Task goal: Write only the number of lines in the records beneath that hold "guor".
*** Data provided
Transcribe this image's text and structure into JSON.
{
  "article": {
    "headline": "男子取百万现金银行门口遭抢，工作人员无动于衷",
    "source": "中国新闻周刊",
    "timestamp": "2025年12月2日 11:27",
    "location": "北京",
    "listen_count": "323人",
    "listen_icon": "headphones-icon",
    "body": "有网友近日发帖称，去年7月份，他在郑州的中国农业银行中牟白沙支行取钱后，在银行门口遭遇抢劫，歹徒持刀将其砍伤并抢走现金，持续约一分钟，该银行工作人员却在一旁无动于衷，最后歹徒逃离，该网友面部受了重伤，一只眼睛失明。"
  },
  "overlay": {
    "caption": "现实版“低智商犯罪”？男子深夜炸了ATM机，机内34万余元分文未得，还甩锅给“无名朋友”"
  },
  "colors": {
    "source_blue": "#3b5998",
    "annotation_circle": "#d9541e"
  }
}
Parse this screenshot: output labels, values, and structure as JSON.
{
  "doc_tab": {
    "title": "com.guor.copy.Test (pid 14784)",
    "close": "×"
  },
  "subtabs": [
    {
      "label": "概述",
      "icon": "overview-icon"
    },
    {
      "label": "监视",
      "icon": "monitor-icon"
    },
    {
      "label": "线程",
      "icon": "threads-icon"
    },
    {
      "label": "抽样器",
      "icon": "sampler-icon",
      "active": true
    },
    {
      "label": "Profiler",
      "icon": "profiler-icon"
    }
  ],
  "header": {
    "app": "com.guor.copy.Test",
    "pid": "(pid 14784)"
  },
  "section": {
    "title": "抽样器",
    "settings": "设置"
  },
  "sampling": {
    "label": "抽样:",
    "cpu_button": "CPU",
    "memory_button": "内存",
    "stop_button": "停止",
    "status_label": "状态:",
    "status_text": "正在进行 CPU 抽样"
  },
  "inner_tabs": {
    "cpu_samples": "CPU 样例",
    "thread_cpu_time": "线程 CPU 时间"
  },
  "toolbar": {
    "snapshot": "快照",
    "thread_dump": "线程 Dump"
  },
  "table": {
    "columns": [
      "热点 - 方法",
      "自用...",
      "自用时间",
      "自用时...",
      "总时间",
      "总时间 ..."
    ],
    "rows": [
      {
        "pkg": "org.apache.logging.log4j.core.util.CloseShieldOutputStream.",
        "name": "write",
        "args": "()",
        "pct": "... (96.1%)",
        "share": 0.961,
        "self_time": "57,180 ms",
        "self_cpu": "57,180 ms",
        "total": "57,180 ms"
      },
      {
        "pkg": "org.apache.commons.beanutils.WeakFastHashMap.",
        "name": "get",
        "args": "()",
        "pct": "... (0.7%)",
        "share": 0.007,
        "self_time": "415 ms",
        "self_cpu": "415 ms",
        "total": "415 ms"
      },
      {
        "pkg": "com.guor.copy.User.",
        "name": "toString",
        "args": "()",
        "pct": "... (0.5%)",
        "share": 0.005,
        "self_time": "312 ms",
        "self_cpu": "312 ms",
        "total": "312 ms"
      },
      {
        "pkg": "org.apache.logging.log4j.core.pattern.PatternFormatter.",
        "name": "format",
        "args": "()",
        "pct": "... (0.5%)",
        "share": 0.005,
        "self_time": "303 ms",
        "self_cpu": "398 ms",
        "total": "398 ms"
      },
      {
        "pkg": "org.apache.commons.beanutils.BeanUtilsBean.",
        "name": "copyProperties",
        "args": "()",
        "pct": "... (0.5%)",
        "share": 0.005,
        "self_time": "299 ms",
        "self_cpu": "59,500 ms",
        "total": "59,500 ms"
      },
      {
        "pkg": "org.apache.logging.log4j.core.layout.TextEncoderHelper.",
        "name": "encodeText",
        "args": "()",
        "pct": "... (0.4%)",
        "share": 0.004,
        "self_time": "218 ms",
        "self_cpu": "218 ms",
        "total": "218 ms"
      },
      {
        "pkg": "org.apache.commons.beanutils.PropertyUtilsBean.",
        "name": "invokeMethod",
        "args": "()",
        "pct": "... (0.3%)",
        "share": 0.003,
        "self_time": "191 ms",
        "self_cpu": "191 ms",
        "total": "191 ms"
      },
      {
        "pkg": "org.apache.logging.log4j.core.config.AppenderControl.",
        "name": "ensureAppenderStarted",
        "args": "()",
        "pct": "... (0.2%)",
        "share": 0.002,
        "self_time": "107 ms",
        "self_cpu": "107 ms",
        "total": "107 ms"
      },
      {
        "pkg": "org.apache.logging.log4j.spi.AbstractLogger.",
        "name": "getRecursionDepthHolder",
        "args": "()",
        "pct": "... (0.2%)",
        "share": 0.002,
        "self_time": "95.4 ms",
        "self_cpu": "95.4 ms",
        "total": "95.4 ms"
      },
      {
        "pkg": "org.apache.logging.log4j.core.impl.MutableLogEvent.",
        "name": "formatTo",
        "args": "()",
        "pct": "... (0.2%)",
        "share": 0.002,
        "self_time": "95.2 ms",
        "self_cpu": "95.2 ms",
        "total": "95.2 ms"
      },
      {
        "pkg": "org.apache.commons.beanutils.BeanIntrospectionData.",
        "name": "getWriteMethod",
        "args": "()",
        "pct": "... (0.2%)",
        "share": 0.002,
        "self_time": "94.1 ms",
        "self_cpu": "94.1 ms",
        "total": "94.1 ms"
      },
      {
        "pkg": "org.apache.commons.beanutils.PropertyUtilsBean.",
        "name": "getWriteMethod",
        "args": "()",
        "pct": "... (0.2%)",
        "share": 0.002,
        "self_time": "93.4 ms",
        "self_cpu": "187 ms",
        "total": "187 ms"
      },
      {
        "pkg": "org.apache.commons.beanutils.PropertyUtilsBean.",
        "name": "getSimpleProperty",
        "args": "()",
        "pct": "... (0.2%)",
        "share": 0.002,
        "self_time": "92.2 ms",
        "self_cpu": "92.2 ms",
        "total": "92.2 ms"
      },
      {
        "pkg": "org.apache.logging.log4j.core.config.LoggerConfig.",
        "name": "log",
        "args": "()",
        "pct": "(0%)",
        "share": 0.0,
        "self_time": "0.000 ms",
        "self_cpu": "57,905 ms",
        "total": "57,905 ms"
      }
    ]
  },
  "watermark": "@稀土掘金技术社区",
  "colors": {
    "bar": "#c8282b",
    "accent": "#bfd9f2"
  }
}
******
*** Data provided
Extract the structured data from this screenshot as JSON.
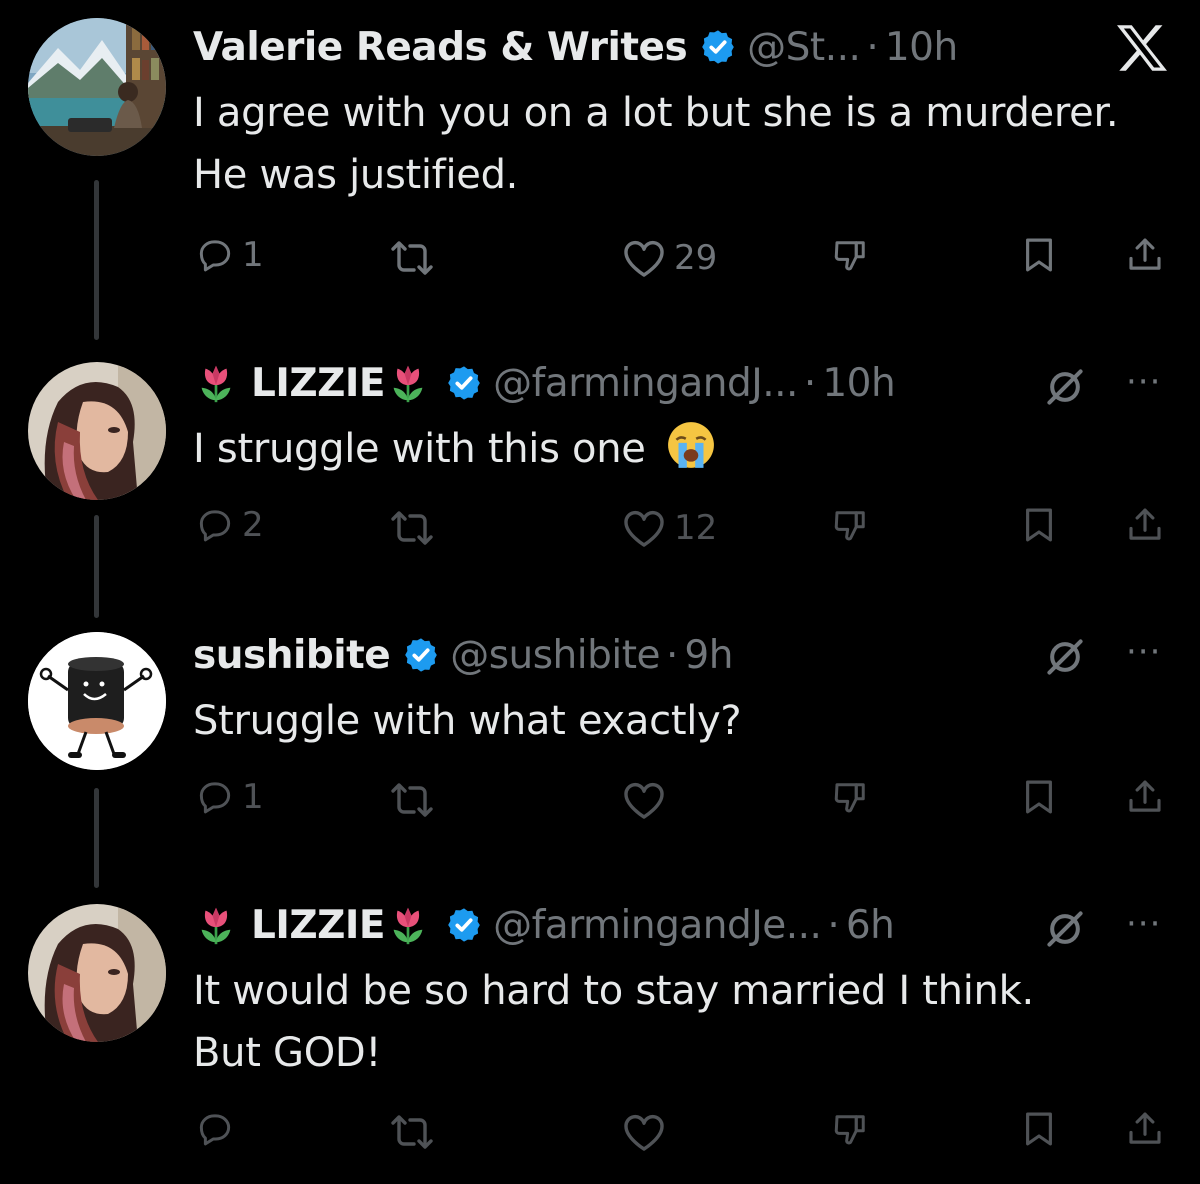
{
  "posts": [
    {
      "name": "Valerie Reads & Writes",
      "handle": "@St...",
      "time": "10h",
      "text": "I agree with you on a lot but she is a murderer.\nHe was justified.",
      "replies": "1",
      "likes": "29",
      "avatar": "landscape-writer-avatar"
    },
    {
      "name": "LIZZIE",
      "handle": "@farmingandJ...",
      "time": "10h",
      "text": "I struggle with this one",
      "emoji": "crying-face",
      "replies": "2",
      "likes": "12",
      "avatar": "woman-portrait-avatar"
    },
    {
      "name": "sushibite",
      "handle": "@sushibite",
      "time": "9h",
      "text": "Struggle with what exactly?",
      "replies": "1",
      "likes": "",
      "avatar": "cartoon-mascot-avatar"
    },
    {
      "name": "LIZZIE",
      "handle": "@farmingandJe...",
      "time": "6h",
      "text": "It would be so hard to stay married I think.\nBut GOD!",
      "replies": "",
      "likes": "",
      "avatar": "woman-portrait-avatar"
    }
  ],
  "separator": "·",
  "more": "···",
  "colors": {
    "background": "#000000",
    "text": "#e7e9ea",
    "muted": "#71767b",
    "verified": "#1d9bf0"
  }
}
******
Task answer: 3